> **How to complete this task**
Filter the lines below, copying only those with the string "View".

> **Input data**
Segment Open
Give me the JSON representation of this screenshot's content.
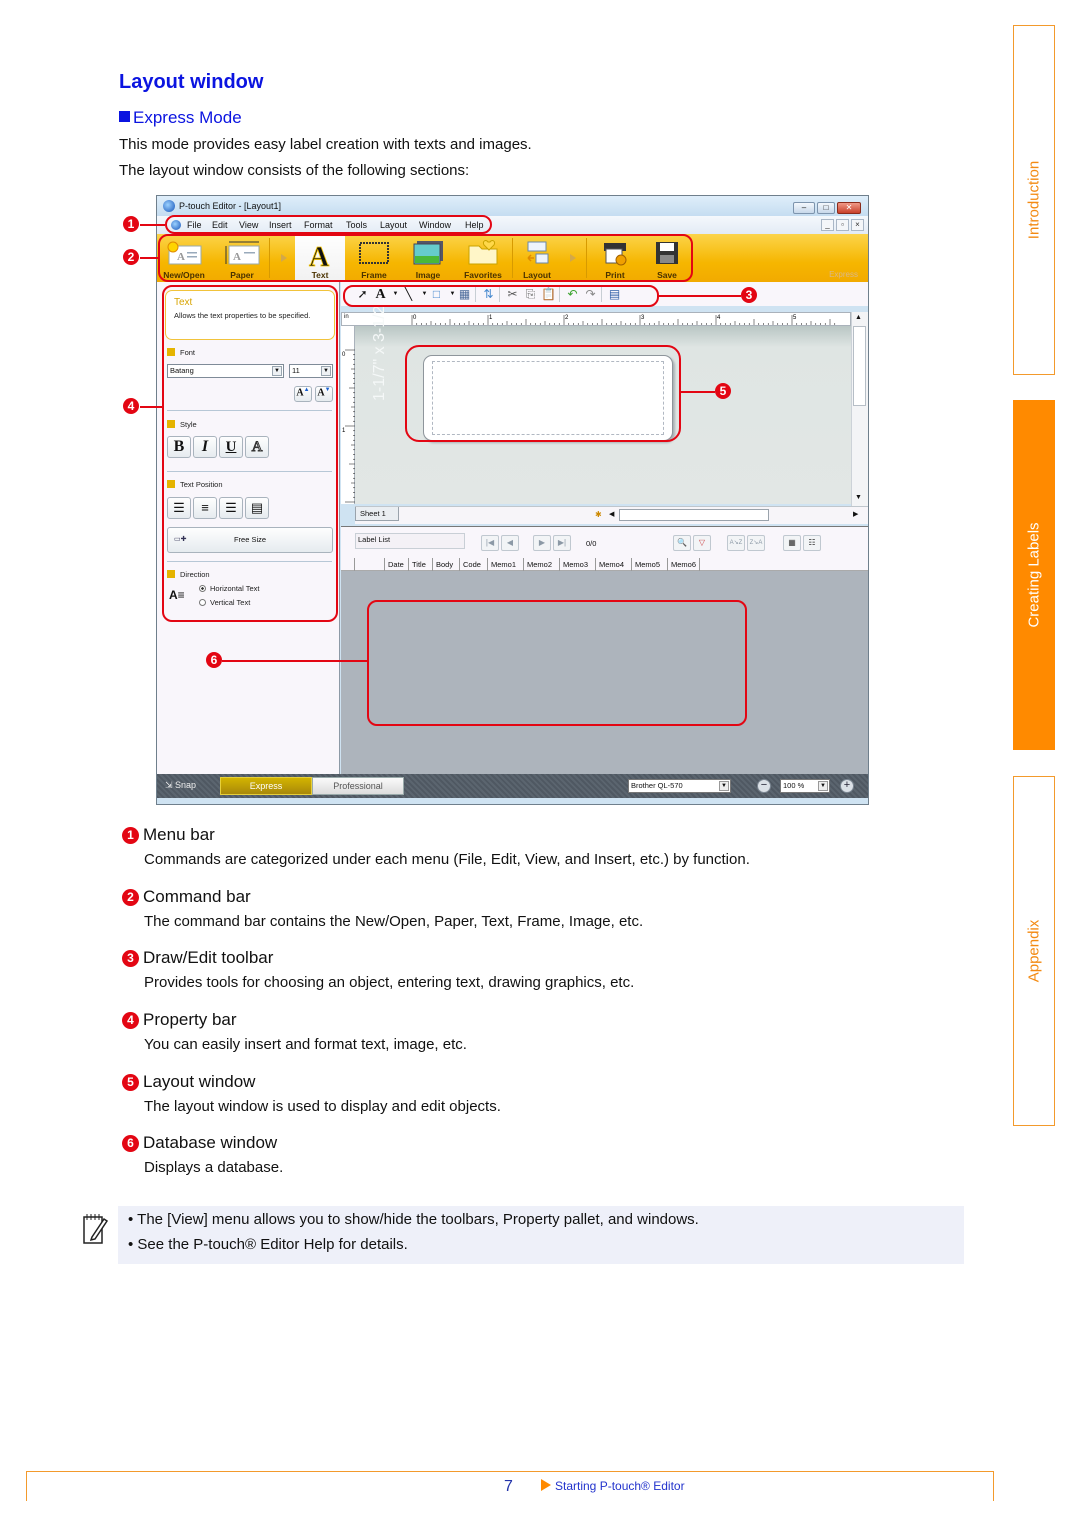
{
  "page": {
    "title": "Layout window",
    "subtitle": "Express Mode",
    "intro_lines": [
      "This mode provides easy label creation with texts and images.",
      "The layout window consists of the following sections:"
    ]
  },
  "side_tabs": [
    {
      "label": "Introduction",
      "active": false
    },
    {
      "label": "Creating Labels",
      "active": true
    },
    {
      "label": "Appendix",
      "active": false
    }
  ],
  "app": {
    "window_title": "P-touch Editor - [Layout1]",
    "window_buttons": [
      "minimize",
      "maximize",
      "close"
    ],
    "menu": [
      "File",
      "Edit",
      "View",
      "Insert",
      "Format",
      "Tools",
      "Layout",
      "Window",
      "Help"
    ],
    "commands": [
      "New/Open",
      "Paper",
      "Text",
      "Frame",
      "Image",
      "Favorites",
      "Layout",
      "Print",
      "Save"
    ],
    "selected_command": "Text",
    "mode_watermark": "Express",
    "property": {
      "card_title": "Text",
      "card_desc": "Allows the text properties to be specified.",
      "font_label": "Font",
      "font_value": "Batang",
      "size_value": "11",
      "style_label": "Style",
      "style_buttons": [
        "B",
        "I",
        "U",
        "A"
      ],
      "text_position_label": "Text Position",
      "free_size_label": "Free Size",
      "direction_label": "Direction",
      "direction_options": [
        "Horizontal Text",
        "Vertical Text"
      ],
      "direction_selected": "Horizontal Text"
    },
    "ruler": {
      "unit": "in",
      "h_ticks": [
        "0",
        "1",
        "2",
        "3",
        "4",
        "5"
      ],
      "v_ticks": [
        "0",
        "1"
      ]
    },
    "label_size_hint": "1-1/7\" x 3-1/2\"",
    "sheet_tab": "Sheet 1",
    "database": {
      "label_list": "Label List",
      "record_count": "0/0",
      "columns": [
        "Date",
        "Title",
        "Body",
        "Code",
        "Memo1",
        "Memo2",
        "Memo3",
        "Memo4",
        "Memo5",
        "Memo6"
      ]
    },
    "status": {
      "snap": "Snap",
      "express": "Express",
      "professional": "Professional",
      "printer": "Brother QL-570",
      "zoom": "100 %"
    }
  },
  "callouts": [
    "1",
    "2",
    "3",
    "4",
    "5",
    "6"
  ],
  "items": [
    {
      "num": "1",
      "title": "Menu bar",
      "desc": "Commands are categorized under each menu (File, Edit, View, and Insert, etc.) by function."
    },
    {
      "num": "2",
      "title": "Command bar",
      "desc": "The command bar contains the New/Open, Paper, Text, Frame, Image, etc."
    },
    {
      "num": "3",
      "title": "Draw/Edit toolbar",
      "desc": "Provides tools for choosing an object, entering text, drawing graphics, etc."
    },
    {
      "num": "4",
      "title": "Property bar",
      "desc": "You can easily insert and format text, image, etc."
    },
    {
      "num": "5",
      "title": "Layout window",
      "desc": "The layout window is used to display and edit objects."
    },
    {
      "num": "6",
      "title": "Database window",
      "desc": "Displays a database."
    }
  ],
  "note": {
    "lines": [
      "The [View] menu allows you to show/hide the toolbars, Property pallet, and windows.",
      "See the P-touch® Editor Help for details."
    ]
  },
  "footer": {
    "page_number": "7",
    "link": "Starting P-touch® Editor"
  },
  "colors": {
    "heading_blue": "#0b14e0",
    "callout_red": "#e30613",
    "tab_orange": "#ff8a00"
  }
}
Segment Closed
> **Task result**
      "View",
      "desc": "Commands are categorized under each menu (File, Edit, View, and Insert, etc.) by function."
      "The [View] menu allows you to show/hide the toolbars, Property pallet, and windows.",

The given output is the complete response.